BreedTotal Dogs TestedAllele Frequency
Akita: Japanese type120.000
Alaskan Klee Kai100.000
Alaskan Malamute110.000
American Hairless Terrier140.000
Australian Shepherd100.100
Black Russian Terrier200.000
Boston Terrier120.000
Boykin Spaniel1290.554
Cardigan Welsh Corgi390.769
Cavalier King Charles Spaniel211.000
Chesapeake Bay Retriever350.086
Chinese Crested310.435
Coton de Tulear6560.425
Doberman Pinscher370.000
English Bulldog520.000
English Springer Spaniel230.391
French Bulldog4770.892
German Shepherd130.000
German Shorthaired Pointer270.000
Great Dane150.000
Labrador Retriever950.000
Miniature American Shepherd110.091
Nova Scotia Duck Tolling Retriever15080.358
Pembroke Welsh Corgi300.867
Poodle, Miniature100.750
Poodle, Standard570.053
Rat Terrier760.033
Sealyham Terrier190.658
Shiba Inu150.000

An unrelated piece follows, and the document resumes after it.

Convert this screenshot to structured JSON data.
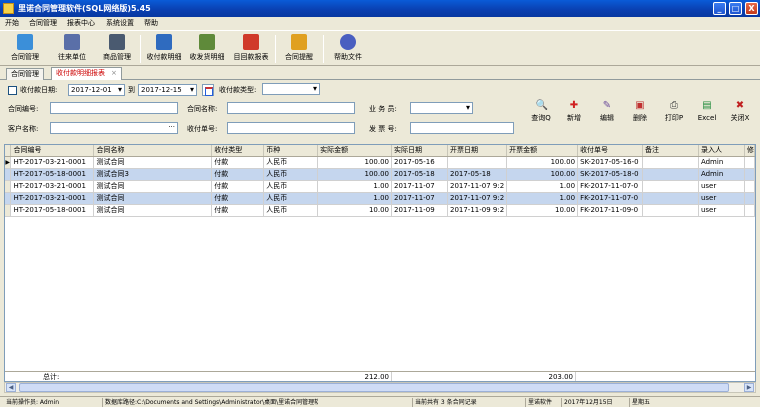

Recommendations on Testing: For those breeds in which CDDY has been documented to segregate, in other words, both the CDDY allele and the normal allele are present in the breed, genetic testing is recommended. The results of this test can assist in breeding decisions and should be shared with the animal’s veterinarian to assist in clinical decisions. The CDDY allele has been found to be present in mixed breed dogs and therefore testing is recommended for these animals as well. For breeds where the CDDY allele is fixed in the population, in other words only the CDDY is present or allele frequency is 1.0, genetic testing for CDDY is not necessary, in these cases it is reasonable to assume that all dogs in that breed will be homozygous for CDDY (CDDY/CDDY).

For more information on recommendations on genetic testing and counseling, please see the article written by Drs. Bannasch and Bellone.


Parker HG, VonHoldt BM, Quignon P, Margulies EH, Shao S, Mosher DS, Spady TC, Elkahloun A, Cargill M, Jones PG, Maslen CL, Acland GM, Sutter NB, Kuroki K, Bustamante CD, Wayne RK, Ostrander EA. 2009. An expressed fgf4 retrogene is associated with breed-defining chondrodysplasia in domestic dogs. Science 325(5943):995-8. doi: 10.1126/science.1173275.

Brown EA, Dickinson PJ, Mansour T, Sturges BK, Aguilar M, Young AE, Korff C, Lind J, Ettinger CL, Varon S, Pollard R, Brown CT, Raudsepp T, & Bannasch DL. (2017) FGF4 retrogene on CFA12 is responsible for chondrodystrophy and intervertebral disc disease in dogs. PNAS 114 (43) 11476-11481. doi: 10.1073/pnas.1709082114.

Batcher, K.; Dickinson, P.; Giuffrida, M.; Sturges, B.; Vernau, K.; Knipe, M.; Rasouliha, S.H.; Drögemüller, C.; Leeb, T.; Maciejczyk, K.; Jenkins, C.A.; Mellersh, C.; Bannasch, D. Phenotypic Effects of FGF4 Retrogenes on Intervertebral Disc Disease in Dogs. Genes 2019, 10, 435. doi: 10.3390/genes.10060435

Murphy, B.G.; Dickinson, P.; Marcellin-Little, D.J.; Batcher, K.; Raverty, S.; Bannasch, D. Pathologic Features of the Intervertebral Disc in Young Nova Scotia Duck Tolling Retrievers Confirms Chondrodystrophy Degenerative Phenotype Associated With Genotype. Veterinary Pathology 2019, 030098581986873. doi: 10.1177/0300985819868731

Veterinary Genetics Laboratory, Tel 530-752-2211, Email VGL